Haven’t read much Heinlein other than ‘Stranger In A Strange Land’ – which I enjoyed and think I’ll re-read some day. Hey, it could happen! I’ve recently re-read, for the first time since my teen/young adult years, most of Asimov’s, Bradbury’s and Arthur C. Clarke’s work and of course all the Harlan Ellison I own – which is quite a lot….but let’s get back to Heinlein. A quote from the novel sums up how I feel about ‘The Puppet Masters’ –
“It raises as many questions as it answers.” (p. 149)
Even though I’m a product of the “Cold War” era the whole idea that Heinlein was drawing parallels in his novel to how the Communist bloc acted or thought was lost on me. I read it as more of a sci-fi/adventure/love story set against the background of an alien invasion. The main character Sam’s male chauvinist tendencies were quickly suppressed in the presence of his new work partner/love interest, Mary, but that didn’t convince me Sam (or Heinlein?) ever really changed his view of women. I did learn after finishing the novel there is a version released after Heinlein’s death that restores sections that were edited out when it was first serialized/published that helps fill in some otherwise missing knowledge and character development. Maybe I need to read the more recent version?

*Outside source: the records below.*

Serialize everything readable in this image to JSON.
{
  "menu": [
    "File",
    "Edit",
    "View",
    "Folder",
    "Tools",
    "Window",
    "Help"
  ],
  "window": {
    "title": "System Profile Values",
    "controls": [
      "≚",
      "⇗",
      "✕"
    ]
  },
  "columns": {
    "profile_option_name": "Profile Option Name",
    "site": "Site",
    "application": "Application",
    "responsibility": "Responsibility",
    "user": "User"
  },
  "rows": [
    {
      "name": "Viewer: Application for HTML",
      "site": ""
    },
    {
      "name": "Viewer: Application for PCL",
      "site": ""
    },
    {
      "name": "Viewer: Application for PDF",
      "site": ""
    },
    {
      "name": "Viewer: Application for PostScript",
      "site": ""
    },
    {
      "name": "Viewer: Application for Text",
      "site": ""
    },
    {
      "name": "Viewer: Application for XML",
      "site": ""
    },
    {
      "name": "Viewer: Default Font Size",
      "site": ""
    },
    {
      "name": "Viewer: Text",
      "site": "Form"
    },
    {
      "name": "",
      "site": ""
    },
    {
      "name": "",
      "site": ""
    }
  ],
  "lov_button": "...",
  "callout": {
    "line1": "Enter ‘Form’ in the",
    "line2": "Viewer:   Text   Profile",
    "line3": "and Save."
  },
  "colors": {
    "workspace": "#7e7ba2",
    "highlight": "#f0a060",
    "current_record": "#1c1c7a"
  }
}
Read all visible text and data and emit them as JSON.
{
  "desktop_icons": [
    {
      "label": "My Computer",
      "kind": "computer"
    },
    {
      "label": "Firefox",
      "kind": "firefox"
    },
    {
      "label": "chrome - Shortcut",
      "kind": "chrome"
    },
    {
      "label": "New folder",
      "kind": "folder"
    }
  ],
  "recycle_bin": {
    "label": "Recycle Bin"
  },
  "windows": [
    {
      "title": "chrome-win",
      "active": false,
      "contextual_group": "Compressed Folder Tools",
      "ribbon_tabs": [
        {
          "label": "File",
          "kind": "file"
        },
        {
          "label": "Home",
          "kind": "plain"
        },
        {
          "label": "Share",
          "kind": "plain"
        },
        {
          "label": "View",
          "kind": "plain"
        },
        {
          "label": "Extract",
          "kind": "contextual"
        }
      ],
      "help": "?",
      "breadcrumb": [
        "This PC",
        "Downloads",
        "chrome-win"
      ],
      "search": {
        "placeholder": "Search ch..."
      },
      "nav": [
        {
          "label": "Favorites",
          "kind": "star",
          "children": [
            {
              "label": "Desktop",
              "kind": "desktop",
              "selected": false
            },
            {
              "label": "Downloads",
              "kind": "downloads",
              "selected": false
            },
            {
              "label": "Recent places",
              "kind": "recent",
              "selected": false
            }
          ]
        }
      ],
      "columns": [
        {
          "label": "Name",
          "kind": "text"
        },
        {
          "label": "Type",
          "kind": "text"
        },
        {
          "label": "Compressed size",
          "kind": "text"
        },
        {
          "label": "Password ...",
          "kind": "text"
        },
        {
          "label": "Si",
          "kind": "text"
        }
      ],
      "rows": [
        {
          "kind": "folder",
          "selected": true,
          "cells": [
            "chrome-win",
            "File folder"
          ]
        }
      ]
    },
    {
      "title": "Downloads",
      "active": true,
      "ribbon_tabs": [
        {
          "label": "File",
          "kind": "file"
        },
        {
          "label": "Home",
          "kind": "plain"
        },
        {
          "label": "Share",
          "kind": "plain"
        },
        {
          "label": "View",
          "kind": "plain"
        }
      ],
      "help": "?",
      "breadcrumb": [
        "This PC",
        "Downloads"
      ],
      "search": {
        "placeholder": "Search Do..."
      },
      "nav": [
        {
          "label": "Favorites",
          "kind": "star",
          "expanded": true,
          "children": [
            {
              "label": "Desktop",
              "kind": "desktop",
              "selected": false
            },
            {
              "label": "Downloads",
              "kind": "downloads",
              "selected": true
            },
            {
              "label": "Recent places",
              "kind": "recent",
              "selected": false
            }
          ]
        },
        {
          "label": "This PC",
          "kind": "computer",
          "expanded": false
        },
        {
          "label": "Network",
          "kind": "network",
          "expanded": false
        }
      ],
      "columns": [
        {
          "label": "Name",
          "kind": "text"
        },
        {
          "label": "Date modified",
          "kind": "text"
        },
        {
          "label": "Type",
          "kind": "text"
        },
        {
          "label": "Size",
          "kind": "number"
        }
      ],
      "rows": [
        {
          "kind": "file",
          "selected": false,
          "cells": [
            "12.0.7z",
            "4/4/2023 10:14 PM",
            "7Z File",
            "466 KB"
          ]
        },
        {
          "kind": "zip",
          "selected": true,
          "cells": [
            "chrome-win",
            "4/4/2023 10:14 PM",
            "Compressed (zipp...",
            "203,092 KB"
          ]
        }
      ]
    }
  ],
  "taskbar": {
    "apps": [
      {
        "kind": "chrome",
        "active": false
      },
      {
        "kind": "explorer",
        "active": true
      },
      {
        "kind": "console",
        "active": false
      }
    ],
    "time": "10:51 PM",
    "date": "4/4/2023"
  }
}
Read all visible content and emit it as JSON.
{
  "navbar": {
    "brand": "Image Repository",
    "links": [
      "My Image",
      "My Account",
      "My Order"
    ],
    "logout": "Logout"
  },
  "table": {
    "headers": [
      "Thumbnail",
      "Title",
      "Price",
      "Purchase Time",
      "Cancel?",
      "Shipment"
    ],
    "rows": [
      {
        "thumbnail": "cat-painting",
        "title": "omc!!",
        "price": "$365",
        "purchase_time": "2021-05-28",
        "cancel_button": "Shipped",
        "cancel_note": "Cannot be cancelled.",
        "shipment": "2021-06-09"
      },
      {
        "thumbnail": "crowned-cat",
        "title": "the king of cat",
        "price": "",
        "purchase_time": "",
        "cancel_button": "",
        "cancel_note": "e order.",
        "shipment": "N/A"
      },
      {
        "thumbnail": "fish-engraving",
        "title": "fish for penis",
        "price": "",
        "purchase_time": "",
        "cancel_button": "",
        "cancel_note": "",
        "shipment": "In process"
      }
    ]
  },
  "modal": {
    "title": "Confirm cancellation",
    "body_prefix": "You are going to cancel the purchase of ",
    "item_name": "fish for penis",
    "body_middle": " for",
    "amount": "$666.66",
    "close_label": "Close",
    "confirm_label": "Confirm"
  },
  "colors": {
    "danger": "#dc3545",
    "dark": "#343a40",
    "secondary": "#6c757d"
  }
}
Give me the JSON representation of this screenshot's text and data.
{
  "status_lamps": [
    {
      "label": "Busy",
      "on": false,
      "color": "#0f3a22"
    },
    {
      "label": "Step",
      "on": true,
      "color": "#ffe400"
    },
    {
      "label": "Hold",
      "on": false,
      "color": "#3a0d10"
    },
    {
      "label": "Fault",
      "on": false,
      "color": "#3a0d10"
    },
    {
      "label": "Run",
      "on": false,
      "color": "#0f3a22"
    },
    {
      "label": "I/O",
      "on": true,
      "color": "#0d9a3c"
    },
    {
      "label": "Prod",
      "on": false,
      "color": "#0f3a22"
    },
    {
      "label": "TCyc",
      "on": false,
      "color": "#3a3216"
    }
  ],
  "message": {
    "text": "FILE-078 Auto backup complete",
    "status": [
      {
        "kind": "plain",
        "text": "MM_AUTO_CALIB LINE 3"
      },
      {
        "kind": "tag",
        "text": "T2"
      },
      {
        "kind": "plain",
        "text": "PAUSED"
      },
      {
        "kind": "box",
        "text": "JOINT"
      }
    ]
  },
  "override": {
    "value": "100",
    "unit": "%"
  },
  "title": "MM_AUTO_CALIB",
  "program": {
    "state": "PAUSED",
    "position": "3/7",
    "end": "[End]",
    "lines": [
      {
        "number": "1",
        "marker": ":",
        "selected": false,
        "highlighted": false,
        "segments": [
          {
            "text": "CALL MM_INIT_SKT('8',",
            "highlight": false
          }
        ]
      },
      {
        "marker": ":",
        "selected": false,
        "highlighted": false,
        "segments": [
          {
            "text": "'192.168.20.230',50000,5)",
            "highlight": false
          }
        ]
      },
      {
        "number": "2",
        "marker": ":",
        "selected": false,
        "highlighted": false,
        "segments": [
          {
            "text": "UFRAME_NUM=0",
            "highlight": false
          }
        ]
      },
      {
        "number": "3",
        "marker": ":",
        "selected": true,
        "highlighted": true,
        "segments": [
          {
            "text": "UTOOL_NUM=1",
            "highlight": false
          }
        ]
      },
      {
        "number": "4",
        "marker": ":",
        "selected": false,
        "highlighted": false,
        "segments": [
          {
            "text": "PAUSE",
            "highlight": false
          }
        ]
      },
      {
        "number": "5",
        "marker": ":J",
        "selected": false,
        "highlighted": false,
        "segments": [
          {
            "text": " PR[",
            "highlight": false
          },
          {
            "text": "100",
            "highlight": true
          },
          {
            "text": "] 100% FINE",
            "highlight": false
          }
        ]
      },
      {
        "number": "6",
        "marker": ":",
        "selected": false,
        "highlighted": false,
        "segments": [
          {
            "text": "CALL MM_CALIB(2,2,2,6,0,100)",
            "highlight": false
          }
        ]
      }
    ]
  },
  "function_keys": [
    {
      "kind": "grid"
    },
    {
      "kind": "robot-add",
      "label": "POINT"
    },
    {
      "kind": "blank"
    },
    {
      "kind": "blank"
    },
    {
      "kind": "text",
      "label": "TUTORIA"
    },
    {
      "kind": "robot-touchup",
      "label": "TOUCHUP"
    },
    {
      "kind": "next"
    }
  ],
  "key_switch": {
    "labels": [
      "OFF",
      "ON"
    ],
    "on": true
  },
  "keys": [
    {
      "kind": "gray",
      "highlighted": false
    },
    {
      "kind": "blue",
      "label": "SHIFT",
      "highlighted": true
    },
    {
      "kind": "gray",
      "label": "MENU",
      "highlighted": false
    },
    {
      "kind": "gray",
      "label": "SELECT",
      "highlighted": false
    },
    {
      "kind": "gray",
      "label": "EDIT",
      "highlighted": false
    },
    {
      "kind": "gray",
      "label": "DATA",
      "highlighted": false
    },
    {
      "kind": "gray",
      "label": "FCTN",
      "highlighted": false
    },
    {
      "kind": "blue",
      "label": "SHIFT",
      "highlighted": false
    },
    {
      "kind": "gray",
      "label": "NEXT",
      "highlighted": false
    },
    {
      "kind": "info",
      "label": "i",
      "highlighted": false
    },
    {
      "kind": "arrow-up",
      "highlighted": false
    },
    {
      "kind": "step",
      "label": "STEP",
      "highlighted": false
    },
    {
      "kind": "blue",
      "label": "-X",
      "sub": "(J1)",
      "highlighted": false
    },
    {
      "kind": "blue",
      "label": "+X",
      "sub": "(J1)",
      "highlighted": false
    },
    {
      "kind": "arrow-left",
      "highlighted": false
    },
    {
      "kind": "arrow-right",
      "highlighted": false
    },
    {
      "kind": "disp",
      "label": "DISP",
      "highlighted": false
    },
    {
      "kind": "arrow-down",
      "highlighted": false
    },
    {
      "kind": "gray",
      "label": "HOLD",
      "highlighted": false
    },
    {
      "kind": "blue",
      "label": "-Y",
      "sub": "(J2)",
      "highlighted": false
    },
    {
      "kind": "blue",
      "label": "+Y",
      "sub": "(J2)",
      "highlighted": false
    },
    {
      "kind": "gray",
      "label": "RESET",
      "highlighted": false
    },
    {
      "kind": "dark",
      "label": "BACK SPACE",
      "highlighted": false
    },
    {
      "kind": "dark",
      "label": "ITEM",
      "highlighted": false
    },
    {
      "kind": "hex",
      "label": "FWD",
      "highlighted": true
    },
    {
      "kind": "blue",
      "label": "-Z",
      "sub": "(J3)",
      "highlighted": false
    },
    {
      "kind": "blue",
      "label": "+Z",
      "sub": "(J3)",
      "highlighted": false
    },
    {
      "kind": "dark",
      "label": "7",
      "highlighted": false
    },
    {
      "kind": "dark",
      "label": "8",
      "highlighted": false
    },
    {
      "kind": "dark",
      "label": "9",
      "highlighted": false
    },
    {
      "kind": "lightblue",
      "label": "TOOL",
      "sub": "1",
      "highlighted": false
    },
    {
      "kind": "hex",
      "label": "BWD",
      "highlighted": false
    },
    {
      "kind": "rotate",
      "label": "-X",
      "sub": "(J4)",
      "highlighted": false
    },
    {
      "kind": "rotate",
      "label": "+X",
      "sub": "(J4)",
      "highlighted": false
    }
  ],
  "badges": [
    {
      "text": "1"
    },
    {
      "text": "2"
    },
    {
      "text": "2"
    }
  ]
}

As out-of-date Heinlein’s view of relations between the sexes seemed I rather enjoyed his take on the process for obtaining a marriage license (located between where you obtain Hunting and Dog licenses) as described by the marriage license clerk-
“Term, renewable or lifetime? If it’s over ten years the fee is the same as for lifetime; if it’s under six months, you don’t need this; you get the short form from that vendo machine over there.” (p. 111)
The last words in the book, made me think of the rah-rah jingoism I saw in the movie version of Heinlein’s novel ‘Starship Troopers’ plus also a reflection of more recent (failed?)foreign policy-
“…free men are coming to kill you! Death and Destruction!” (p. 175)
and that seems sad.